__EXERCISE OBJECTIVE__
The answer must consist of every line in the data below that holds the word "Level".

__DATA EXTRACTS__

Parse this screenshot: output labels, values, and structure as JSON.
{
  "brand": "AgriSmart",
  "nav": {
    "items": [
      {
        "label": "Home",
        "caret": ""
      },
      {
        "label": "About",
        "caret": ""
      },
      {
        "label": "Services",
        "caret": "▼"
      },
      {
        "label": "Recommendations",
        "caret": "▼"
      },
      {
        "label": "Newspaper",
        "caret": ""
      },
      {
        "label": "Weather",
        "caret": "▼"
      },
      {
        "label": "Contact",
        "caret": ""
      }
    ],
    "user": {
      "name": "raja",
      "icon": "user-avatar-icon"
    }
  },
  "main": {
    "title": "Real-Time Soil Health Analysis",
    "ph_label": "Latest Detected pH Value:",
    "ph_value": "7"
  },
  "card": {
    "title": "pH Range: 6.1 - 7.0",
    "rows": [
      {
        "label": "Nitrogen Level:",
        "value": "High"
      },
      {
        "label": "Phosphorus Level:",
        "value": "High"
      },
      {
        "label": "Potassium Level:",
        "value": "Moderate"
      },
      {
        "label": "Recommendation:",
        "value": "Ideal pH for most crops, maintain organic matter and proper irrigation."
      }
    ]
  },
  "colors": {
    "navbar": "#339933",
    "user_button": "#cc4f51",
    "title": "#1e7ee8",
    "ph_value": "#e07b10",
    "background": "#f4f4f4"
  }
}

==

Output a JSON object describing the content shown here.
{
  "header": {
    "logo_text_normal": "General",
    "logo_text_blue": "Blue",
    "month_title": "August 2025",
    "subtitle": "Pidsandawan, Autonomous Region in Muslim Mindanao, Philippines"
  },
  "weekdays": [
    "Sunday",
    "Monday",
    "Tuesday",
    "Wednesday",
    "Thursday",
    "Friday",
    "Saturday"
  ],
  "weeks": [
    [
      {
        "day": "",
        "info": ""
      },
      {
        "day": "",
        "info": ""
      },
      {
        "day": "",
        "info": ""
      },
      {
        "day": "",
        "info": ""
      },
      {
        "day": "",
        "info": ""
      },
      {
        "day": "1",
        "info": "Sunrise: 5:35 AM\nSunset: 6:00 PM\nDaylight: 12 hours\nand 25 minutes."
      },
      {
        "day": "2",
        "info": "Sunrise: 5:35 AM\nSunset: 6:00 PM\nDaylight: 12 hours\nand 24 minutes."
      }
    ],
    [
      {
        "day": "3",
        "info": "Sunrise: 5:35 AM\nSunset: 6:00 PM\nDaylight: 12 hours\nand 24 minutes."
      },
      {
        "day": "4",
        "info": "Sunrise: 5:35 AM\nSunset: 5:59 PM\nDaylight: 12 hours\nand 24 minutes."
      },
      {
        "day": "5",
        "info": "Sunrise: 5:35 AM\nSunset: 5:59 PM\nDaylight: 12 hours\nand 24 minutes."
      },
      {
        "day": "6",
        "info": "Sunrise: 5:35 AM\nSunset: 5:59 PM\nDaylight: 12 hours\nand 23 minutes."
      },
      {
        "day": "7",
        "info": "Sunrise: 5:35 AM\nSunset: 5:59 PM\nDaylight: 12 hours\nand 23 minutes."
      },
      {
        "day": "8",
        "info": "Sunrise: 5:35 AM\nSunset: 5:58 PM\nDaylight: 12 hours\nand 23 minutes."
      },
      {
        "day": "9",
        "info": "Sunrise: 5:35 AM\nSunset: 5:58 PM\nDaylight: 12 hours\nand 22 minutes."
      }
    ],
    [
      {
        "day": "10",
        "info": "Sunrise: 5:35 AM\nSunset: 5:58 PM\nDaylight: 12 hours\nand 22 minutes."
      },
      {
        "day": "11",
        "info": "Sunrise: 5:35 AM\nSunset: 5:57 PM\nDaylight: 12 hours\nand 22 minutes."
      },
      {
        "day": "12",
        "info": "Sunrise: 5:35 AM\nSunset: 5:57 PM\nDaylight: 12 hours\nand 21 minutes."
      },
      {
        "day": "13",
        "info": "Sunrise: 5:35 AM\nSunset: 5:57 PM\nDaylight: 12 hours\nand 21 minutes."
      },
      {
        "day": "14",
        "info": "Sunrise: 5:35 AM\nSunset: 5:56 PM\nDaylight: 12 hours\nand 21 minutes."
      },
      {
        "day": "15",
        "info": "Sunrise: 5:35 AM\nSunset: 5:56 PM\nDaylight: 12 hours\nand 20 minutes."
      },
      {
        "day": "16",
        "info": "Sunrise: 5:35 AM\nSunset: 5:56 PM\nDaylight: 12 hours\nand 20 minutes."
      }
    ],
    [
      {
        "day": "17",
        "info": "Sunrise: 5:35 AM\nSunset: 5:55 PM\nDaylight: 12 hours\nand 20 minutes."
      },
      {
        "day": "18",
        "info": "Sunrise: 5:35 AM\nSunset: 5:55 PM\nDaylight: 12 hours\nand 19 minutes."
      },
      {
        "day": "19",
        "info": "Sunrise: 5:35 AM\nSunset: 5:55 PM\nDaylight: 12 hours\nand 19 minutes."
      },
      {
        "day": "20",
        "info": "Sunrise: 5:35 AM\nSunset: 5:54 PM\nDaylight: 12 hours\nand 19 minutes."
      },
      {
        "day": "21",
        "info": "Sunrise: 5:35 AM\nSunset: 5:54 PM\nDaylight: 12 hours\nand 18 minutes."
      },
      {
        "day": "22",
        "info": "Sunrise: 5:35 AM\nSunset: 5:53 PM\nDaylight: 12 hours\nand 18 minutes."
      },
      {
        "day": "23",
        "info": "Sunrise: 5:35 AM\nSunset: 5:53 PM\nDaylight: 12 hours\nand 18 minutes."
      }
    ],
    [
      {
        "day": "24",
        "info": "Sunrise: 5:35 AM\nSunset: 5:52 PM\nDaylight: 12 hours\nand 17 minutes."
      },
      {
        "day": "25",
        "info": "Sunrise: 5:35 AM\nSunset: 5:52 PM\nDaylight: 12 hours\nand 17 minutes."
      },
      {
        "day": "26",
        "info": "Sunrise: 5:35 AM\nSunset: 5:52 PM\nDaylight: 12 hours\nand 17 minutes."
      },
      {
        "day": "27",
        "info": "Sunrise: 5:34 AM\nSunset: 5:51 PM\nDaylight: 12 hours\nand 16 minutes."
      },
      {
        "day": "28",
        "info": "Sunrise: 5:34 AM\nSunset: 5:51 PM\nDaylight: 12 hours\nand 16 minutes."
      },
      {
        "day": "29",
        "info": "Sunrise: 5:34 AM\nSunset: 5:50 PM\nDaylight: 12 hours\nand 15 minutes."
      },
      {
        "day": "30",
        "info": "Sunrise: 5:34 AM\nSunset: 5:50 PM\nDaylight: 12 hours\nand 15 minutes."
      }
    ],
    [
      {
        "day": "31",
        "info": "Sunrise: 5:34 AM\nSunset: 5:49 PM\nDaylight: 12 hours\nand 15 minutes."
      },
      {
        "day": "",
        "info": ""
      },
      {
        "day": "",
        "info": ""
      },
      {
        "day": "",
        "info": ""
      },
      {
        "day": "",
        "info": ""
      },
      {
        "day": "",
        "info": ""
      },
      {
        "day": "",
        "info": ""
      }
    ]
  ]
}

__WORKED SOLUTION__
        "label": "Nitrogen Level:",
        "label": "Phosphorus Level:",
        "label": "Potassium Level:",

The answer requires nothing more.